Access to the Verados from within the boat, or if out on the water, requires climbing over the transom. At the dock, you can step directly aboard the 41 CS’s aft platform.
Aboard the 415 CS, access to the Volvo Penta engines is easy from within the boat. The hatch (lounge) opens electrically with a switch or the provided key fob. Access to belts (via the stowage area in front of the engine box), filters, sticks, strainers and more proved easy to lay our hands on.
Effect on Layout
From the console forward, both of these Sōlace boats are the same, offering private overnight accommodations for a couple, and a comfortable head and shower belowdecks. A large multipurpose bow cockpit forward combines seating with stowage, and functionality for fishing, anchoring or docking is as good as can be found aboard boats of this type. It is aft where the layout—and perhaps the intended buyer—changes.
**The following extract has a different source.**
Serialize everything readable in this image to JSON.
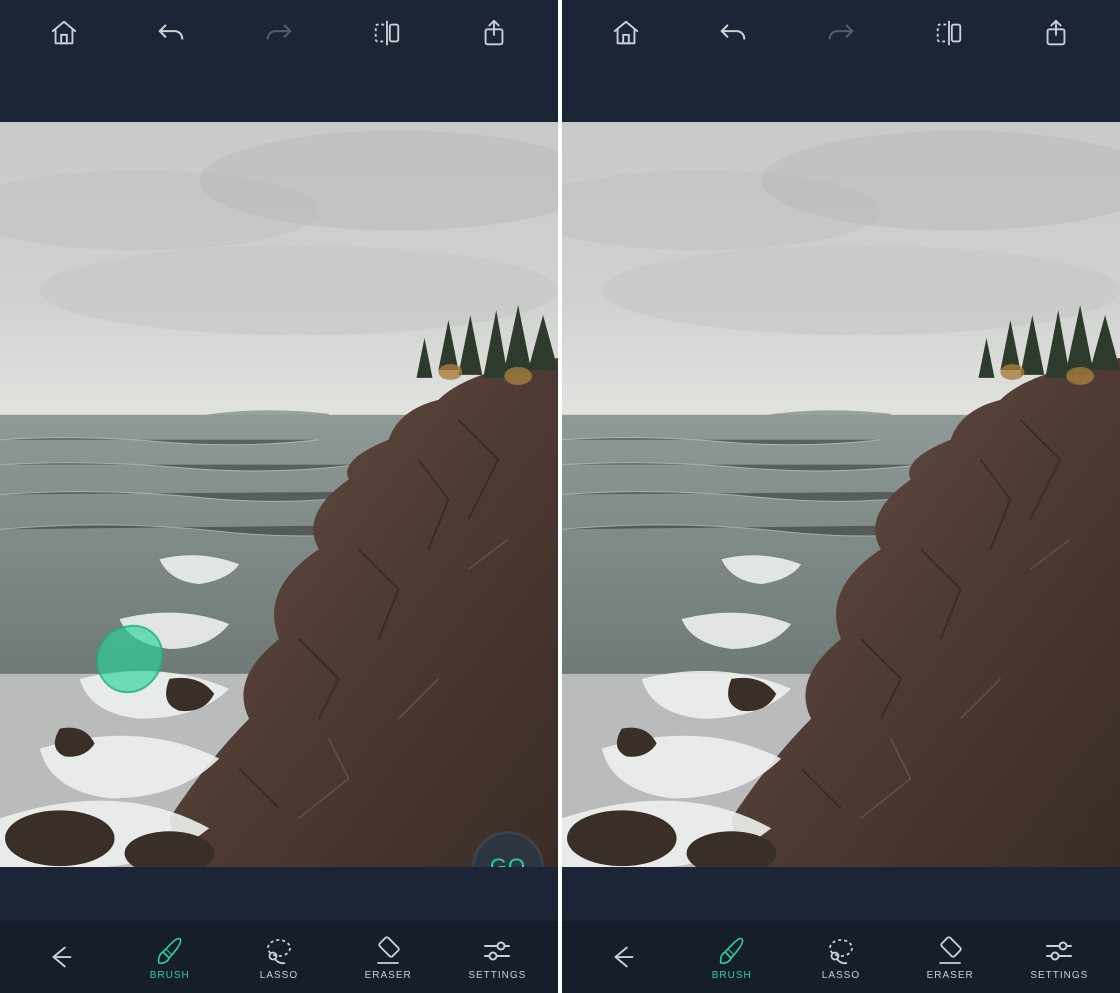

With four outboards mounted on the transom, the cockpit of the 41 CS affords a tremendous 83-square-foot unobstructed cockpit. Highlights include twin livewells in the aft corners, and a huge transom fish box to complement those in the aft cockpit sole and the bow space. There is mezzanine seating atop the tackle station/entertainment center, with its stowage, sink and optional grill. There’s hideaway bench seating for three at the transom, and with the huge cockpit and stowage space below the sole—which swallowed provisions for six for a week, plus spares and safety gear—the 41 CS boasts plenty of room to stow folding chairs and beanbags. The solid transom aft provides great security for fighting a fish in rough seas, or simply moving around the aft part of the boat while underway. Water access for crew or hauling aboard a big fish is through a generous portside door with a hidden ladder. This is a fishing cockpit that can also entertain.
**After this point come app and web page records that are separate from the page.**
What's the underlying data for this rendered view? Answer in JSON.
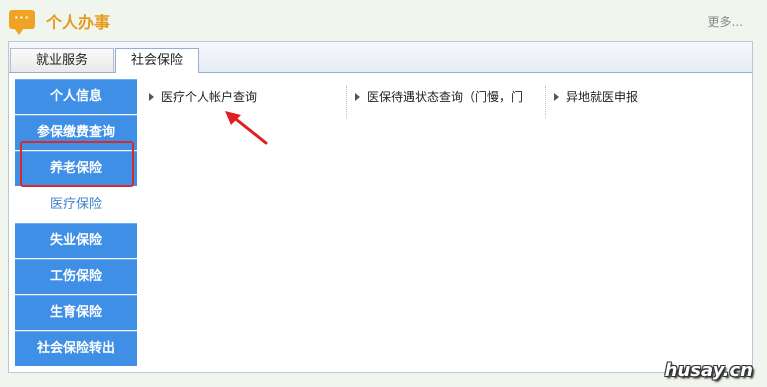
{
  "header": {
    "icon": "chat-bubble-icon",
    "icon_glyph": "···",
    "title": "个人办事",
    "more_label": "更多..."
  },
  "tabs": [
    {
      "label": "就业服务",
      "active": false
    },
    {
      "label": "社会保险",
      "active": true
    }
  ],
  "sidebar": {
    "items": [
      {
        "label": "个人信息",
        "active": false
      },
      {
        "label": "参保缴费查询",
        "active": false
      },
      {
        "label": "养老保险",
        "active": false
      },
      {
        "label": "医疗保险",
        "active": true
      },
      {
        "label": "失业保险",
        "active": false
      },
      {
        "label": "工伤保险",
        "active": false
      },
      {
        "label": "生育保险",
        "active": false
      },
      {
        "label": "社会保险转出",
        "active": false
      }
    ]
  },
  "links": [
    {
      "label": "医疗个人帐户查询"
    },
    {
      "label": "医保待遇状态查询（门慢，门"
    },
    {
      "label": "异地就医申报"
    }
  ],
  "watermark": "husay.cn",
  "colors": {
    "accent_orange": "#e59a1e",
    "sidebar_blue": "#3f8fe6",
    "highlight_red": "#d92a2a"
  }
}
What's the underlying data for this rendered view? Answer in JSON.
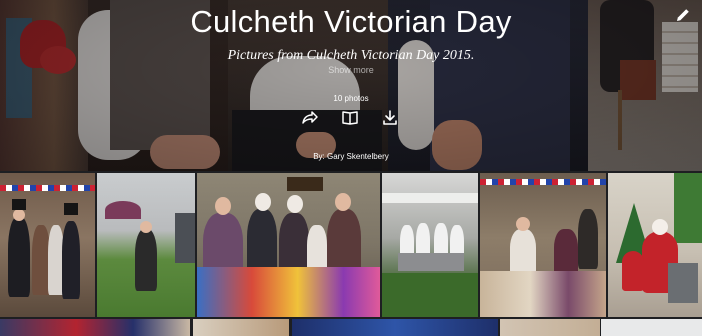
{
  "album": {
    "title": "Culcheth Victorian Day",
    "description": "Pictures from Culcheth Victorian Day 2015.",
    "show_more": "Show more",
    "photo_count": "10 photos",
    "byline": "By: Gary Skentelbery"
  },
  "actions": {
    "share_icon": "share-icon",
    "book_icon": "book-icon",
    "download_icon": "download-icon",
    "edit_icon": "pencil-icon"
  },
  "colors": {
    "title": "#ffffff",
    "grid_background": "#1e1f22"
  },
  "photos": {
    "row1_count": 6,
    "row2_count": 5
  }
}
The Aquamatic-powered 415 CS sports twin D6 diesel engines installed in the cockpit, leaving two broad walkways to a transom that is wide-open for water access or easy dockside boarding and entertaining. The actual engine box is a plush convertible lounge that allows guests to recline, sit facing forward or aft, or lie completely prone. Unobstructed cockpit space is smaller than that aboard the 41 CS—about half the size between the entertainment center and the base of the lounge. You must add in the walkways, though, because they provide another 24 or so square feet of usable space on both sides of the lounge; we had no trouble working rods in the aft corner’s rod holders while trolling. We will say that the doors that close off each walkway on the 415 CS are less secure compared to the solid bulwark found aboard the 41 CS. Excepting the transom livewells and fish box, the fishing accoutrements are the same. The in-sole stowage is smaller, but still plenty big. In short, this is a multiuse cockpit optimized for entertaining and ease of water access that can fish too.
We set out to discover whether Volvo Penta’s diesel Aquamatic system could challenge gasoline-fueled outboards as power for a large center-console. We ran two boats as nearly identical as possible, each with different power, and covered 600 miles of ocean over four days while pursuing a wide range of activities. Our take?
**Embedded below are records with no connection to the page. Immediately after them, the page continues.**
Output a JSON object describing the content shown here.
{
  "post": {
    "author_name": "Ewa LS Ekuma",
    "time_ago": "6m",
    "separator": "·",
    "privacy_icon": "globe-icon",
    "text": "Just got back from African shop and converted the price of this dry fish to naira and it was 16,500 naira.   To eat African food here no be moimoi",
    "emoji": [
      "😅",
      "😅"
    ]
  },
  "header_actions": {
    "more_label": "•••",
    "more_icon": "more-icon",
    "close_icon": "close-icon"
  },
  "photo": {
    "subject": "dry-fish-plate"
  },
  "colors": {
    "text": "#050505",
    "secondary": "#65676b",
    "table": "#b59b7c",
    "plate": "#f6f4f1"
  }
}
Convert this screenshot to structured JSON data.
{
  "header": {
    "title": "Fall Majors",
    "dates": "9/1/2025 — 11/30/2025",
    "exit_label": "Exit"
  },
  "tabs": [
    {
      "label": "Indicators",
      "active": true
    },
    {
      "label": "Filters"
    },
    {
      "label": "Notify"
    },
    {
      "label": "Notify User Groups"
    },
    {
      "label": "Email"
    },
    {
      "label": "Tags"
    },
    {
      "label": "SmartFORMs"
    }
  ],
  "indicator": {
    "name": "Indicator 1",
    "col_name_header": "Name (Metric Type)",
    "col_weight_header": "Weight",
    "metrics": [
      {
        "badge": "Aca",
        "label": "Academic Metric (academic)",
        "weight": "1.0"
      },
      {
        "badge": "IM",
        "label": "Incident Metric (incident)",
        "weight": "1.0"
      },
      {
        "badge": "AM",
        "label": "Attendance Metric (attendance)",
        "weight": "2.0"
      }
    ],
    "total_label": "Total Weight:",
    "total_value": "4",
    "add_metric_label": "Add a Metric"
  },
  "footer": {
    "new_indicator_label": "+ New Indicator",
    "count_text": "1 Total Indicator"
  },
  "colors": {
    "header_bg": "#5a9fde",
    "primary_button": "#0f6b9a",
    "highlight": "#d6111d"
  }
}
We’ll leave aside yacht owners who might prefer an Aquamatic-powered vessel as a tender for its use of diesel fuel. Also, a Sōlace powered by Mercury’s V-12 600 outboards was not available, but we will look for an opportunity to run that boat soon. Certainly, outboards prove a better choice for those seeking the fastest boat, or the boat with the most stowage. But for boaters seeking maximum range, improved rough-water capability, or maximum access to the water for a variety of activities, a boat powered by Volvo Penta’s Aquamatic diesel system should absolutely make their short list to sea-trial. Pass the conch.